Get the look The sofa is from loaf.com, custom-upholstered in fabric from Designers Guild. The cabinet was bought at The Decorative Antiques & Textiles Fair in Battersea (decorativefair.com). The two fairground panels on the wall are from The Old Cinema. The glass pendants are from Heal’s.
This Terence Woodgate sofa is in its third reincarnation. New bold, floral upholstery has given it a new lease of life.
Get the look This is the Triangles rug by Bertjan Pot for Golran. The painting above the mantelpiece is called Minkiquittine by Andrea Byrne. The Terence Woodgate sofa is covered in Beacon Hills’ Moon Blossom in Midnight. The photographs hanging above the console table are by Martyn Thompson from his Heart of Glass series.
These impossibly tall windows are swathed in a Pierre Frey tropical fabric that could be straight out of a Slim Aarons print. Rebekah Caudwell, the interior designer owner loves how the blues and greens in the room sing against the sunshine yellow. It’s like a blast of Palm Springs, in London. The red cabinet acts as another décor wake-up call.
Get the look The Lampert sofas and X-benches are by Jonathan Adler. The artwork is by Yves Krief – find his work at byart.co.uk. The red cabinet is from Miami-based Sabina Danenberg Atelier. For similar modern lacquered furniture, try Julian Chichester. The side tables are by Nicola Falcone. This is the Sellarsbrook Yellow rug by Suzanne Sharp for The Rug Company. The curtains are made in Pierre Frey’s Mauritius linen.
Vast, sink-into sofas from Caravane and a pair of circular coffee tables, which were a bargain from French store Petite Friture, give this living room a cosy feel. The interiors are owed to interior designers Bunny Turner and Emma Pocock of Turner Pocock.
Get the look This is Caravane’s Victor sofa. The cabinets were made bespoke. These are Hollo coffee tables from Petite Friture and the Form 2 rug by Tom Dixon for The Rug Company. The vases are from a selection from Anthropologie and Holly’s House. The grey throw is from Cologne & Cotton. The cactus candle is from Zara Home.
This house is teeming with sharp ideas that maximise its appeal.

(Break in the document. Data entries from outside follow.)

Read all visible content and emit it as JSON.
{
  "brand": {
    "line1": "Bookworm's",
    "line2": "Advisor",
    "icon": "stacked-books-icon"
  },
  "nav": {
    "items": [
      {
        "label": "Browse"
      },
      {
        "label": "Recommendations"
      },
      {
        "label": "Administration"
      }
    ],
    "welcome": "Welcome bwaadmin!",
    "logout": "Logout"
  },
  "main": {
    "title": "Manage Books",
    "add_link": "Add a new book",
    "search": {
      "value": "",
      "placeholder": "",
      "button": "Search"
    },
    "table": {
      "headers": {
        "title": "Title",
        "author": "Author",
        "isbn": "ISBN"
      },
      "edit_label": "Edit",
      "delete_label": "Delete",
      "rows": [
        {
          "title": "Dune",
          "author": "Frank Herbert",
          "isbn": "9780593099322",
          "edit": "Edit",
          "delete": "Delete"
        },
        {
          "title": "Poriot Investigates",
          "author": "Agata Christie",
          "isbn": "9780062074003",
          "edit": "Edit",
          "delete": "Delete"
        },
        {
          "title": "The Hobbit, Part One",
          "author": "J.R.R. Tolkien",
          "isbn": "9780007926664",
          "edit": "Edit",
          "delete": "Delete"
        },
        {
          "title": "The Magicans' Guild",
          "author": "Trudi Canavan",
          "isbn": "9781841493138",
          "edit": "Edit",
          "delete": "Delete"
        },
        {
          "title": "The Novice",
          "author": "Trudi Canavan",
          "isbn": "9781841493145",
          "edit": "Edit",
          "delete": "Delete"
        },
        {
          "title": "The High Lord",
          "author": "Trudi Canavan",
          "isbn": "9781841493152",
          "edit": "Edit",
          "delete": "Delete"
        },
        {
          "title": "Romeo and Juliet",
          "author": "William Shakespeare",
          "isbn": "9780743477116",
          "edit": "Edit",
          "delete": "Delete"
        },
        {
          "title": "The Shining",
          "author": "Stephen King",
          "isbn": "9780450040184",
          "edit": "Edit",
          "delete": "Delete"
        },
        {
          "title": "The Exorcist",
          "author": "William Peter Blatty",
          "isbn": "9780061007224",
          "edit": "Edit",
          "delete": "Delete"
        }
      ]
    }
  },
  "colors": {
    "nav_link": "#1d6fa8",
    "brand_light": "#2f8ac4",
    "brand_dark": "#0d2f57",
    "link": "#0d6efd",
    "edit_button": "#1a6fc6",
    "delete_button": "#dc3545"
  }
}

Get the look The sofa is covered in House of Hackney’s Palmeral velvet in Midnight/Azure and Midnight/Green.
This is a formal area for entertaining. The room is popular with its owners in the winter with the roaring fire and Fuschia velvet sofa. The fireplace was designed by the owner and custom-made by a local blacksmith.
Get the look The fuchsia sofa, hexagonal table, lamps and rug are all from Graham and Green. The Hessian chair is from Roche Bobois.
Designed by interior decorator, Sera Hersham-Loftus, this beautiful home is hard to categorise. Sophisticated bohemian comes close, but in truth it’s a lot more decadent, sexy and exotic than that. To keep the look creative rather than confused, Sera artfully employs colour, with a dark ceiling to ground the space.
Get the look Fibreglass shell lights, from 1950s. Green armchairs, sofa and stools, all Sera of London Privee. Ceiling in Off Black Estate Emulsion, Farrow & Ball.